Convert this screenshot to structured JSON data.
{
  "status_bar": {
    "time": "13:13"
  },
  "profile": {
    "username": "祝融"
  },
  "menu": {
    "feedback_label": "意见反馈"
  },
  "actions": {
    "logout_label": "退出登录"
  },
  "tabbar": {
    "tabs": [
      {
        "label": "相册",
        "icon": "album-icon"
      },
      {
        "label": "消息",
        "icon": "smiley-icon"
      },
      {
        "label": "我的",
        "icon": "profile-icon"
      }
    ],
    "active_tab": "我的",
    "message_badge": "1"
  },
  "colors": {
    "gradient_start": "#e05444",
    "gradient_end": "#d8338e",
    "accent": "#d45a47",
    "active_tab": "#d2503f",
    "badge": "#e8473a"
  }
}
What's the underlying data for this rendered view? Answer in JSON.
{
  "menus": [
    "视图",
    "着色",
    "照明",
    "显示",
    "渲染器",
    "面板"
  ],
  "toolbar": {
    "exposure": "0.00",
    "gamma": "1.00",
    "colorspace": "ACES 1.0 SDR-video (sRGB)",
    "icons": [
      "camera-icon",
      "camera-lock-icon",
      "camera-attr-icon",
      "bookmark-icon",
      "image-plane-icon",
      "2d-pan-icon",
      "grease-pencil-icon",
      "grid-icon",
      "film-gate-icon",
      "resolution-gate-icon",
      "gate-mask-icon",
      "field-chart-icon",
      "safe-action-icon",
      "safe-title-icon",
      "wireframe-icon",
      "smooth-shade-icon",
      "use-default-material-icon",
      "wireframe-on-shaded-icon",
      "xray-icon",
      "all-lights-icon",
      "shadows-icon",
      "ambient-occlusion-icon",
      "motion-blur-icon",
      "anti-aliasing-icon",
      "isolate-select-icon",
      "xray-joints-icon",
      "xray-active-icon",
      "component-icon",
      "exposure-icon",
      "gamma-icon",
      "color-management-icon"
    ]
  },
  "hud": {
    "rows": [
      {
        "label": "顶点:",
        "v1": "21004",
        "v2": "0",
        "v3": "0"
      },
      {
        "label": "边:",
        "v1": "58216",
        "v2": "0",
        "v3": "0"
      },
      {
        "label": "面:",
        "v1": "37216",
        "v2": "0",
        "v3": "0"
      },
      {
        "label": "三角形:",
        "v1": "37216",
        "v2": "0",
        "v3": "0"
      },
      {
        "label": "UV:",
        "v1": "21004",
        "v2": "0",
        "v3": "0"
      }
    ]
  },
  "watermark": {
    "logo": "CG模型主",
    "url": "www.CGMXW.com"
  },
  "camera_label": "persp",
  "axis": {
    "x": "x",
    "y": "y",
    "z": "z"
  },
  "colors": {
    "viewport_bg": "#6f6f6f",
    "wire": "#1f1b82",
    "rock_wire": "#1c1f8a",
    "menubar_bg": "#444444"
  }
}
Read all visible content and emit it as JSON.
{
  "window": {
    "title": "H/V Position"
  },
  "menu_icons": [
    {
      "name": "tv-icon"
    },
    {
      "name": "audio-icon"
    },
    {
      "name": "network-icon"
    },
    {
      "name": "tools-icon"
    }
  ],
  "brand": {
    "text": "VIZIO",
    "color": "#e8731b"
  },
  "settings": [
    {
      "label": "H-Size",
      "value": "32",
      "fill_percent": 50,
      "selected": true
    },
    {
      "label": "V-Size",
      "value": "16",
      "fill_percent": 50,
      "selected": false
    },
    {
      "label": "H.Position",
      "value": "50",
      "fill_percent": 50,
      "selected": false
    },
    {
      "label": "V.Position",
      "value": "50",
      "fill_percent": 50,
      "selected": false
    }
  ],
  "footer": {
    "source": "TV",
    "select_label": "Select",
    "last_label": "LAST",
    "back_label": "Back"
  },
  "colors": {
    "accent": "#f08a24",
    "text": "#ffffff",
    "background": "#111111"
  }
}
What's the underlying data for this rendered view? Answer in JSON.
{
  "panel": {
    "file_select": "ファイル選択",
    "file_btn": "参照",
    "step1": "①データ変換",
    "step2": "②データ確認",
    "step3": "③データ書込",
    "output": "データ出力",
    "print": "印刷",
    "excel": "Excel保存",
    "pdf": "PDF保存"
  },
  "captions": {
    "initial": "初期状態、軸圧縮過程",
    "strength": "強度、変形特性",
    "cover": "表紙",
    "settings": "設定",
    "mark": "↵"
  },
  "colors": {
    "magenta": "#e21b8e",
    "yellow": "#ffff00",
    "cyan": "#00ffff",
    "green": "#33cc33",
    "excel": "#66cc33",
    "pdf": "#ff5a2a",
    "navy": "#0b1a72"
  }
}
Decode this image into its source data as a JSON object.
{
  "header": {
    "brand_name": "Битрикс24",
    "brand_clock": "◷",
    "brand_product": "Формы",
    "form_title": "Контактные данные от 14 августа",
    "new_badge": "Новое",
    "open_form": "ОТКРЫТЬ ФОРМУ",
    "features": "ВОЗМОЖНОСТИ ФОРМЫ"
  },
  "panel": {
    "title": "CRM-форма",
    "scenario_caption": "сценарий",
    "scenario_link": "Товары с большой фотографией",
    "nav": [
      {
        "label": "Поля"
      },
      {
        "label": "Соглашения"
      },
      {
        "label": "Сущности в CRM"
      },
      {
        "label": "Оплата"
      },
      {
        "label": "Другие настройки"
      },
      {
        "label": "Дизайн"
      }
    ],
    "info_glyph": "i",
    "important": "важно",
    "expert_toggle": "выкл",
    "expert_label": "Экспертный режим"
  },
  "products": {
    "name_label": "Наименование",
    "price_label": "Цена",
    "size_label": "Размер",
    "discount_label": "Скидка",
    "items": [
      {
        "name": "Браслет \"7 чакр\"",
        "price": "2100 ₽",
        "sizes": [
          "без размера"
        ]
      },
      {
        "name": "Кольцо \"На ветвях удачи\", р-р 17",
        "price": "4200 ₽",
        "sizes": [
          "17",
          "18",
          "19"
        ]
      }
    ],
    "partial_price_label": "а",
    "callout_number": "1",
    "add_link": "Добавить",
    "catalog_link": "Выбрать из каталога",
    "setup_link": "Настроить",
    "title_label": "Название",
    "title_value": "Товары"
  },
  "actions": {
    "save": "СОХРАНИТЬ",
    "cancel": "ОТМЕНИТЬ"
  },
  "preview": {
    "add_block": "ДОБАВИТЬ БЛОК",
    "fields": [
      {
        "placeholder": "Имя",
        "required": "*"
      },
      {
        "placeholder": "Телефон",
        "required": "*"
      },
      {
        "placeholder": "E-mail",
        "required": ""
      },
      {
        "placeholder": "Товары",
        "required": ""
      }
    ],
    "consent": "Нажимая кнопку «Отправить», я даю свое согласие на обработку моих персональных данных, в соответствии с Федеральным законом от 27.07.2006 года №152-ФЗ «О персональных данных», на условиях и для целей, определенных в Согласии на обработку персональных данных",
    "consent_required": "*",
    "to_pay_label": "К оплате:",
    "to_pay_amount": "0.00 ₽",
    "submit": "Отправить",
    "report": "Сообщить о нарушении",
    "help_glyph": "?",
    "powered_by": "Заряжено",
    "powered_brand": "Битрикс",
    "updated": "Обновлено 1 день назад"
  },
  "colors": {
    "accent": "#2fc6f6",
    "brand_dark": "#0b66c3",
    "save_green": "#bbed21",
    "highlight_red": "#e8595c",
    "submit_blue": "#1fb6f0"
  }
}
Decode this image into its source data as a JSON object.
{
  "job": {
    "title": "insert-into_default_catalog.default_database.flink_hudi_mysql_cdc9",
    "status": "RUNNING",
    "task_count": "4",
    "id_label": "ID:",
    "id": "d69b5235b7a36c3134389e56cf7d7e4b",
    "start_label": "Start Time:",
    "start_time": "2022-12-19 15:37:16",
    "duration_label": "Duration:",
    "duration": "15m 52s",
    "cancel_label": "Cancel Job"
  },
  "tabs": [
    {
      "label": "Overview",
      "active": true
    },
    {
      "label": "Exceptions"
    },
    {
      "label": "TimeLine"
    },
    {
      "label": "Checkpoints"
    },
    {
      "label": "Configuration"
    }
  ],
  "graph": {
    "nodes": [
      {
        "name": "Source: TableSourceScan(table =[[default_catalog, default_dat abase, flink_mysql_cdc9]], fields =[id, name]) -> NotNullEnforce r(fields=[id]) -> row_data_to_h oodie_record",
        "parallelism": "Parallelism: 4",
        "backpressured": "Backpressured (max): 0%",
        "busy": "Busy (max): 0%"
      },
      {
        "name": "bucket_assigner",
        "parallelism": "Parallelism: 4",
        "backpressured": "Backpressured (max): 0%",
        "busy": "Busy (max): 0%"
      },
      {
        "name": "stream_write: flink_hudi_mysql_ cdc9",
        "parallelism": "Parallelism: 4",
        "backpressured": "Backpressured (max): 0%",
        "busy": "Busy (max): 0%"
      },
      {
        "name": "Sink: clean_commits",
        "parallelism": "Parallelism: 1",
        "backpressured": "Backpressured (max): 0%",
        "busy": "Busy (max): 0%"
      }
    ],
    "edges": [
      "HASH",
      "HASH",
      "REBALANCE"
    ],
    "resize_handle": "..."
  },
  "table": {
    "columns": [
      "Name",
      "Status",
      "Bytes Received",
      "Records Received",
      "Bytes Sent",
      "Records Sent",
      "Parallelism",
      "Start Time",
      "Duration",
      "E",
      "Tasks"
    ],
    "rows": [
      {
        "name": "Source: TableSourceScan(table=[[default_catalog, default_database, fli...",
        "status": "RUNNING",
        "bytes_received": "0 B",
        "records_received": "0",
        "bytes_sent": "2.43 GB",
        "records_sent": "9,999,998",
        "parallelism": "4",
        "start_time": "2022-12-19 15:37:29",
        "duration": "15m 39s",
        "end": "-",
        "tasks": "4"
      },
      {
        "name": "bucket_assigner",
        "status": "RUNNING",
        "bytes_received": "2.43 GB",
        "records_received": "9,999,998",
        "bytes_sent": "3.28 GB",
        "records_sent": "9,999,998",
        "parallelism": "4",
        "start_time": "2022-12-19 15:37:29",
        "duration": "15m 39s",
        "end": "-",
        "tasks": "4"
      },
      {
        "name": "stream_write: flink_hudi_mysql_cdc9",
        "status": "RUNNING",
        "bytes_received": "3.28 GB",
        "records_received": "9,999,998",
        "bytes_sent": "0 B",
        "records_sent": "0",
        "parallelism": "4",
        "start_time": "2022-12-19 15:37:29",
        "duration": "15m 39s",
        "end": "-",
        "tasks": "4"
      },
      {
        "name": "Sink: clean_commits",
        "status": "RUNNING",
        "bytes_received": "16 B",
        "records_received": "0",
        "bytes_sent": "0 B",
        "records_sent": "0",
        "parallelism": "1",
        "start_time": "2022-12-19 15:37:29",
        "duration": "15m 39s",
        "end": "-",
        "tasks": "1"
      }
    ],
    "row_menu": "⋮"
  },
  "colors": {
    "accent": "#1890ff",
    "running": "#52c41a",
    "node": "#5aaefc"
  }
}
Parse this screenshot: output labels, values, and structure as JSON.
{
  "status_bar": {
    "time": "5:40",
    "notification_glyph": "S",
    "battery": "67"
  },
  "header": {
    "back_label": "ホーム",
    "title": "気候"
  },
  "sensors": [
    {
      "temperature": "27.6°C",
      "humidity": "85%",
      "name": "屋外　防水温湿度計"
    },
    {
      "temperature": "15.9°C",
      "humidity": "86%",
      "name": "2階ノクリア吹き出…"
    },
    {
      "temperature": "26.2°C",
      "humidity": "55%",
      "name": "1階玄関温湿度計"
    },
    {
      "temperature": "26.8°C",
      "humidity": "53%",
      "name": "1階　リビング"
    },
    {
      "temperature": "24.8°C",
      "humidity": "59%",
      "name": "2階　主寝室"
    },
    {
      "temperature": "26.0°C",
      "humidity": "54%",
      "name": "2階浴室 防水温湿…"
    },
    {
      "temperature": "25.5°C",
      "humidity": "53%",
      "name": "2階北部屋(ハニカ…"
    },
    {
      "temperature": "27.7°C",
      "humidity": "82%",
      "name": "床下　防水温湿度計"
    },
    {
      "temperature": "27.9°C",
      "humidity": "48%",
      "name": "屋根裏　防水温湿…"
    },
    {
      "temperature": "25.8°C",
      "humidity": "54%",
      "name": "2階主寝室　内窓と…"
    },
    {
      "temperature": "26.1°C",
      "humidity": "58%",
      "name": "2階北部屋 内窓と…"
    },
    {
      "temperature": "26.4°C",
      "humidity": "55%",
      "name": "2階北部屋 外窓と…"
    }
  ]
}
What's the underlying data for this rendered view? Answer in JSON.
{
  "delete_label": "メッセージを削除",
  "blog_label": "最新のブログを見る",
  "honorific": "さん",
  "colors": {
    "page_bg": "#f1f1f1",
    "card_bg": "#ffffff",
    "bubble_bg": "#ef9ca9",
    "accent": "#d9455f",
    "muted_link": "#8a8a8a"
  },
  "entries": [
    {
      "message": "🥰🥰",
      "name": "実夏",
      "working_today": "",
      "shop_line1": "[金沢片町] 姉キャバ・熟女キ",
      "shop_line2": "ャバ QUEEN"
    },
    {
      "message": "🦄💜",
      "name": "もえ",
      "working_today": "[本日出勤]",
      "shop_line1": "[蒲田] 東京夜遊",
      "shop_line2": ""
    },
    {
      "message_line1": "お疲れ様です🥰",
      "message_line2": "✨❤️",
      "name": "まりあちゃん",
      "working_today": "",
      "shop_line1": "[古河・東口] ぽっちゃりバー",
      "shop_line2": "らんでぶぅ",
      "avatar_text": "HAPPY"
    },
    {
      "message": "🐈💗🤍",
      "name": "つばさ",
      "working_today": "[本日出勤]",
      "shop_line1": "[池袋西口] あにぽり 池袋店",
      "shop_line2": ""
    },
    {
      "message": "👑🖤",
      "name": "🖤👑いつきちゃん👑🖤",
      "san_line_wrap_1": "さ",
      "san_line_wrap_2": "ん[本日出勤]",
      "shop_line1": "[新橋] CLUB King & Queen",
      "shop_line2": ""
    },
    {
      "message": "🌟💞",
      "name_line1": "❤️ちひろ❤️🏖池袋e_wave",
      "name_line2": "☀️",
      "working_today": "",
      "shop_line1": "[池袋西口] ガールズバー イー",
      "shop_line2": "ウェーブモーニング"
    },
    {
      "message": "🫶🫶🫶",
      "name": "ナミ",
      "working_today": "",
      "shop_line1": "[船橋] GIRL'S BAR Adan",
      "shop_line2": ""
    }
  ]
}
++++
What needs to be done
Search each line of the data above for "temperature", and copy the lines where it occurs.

Task output
      "temperature": "27.6°C",
      "temperature": "15.9°C",
      "temperature": "26.2°C",
      "temperature": "26.8°C",
      "temperature": "24.8°C",
      "temperature": "26.0°C",
      "temperature": "25.5°C",
      "temperature": "27.7°C",
      "temperature": "27.9°C",
      "temperature": "25.8°C",
      "temperature": "26.1°C",
      "temperature": "26.4°C",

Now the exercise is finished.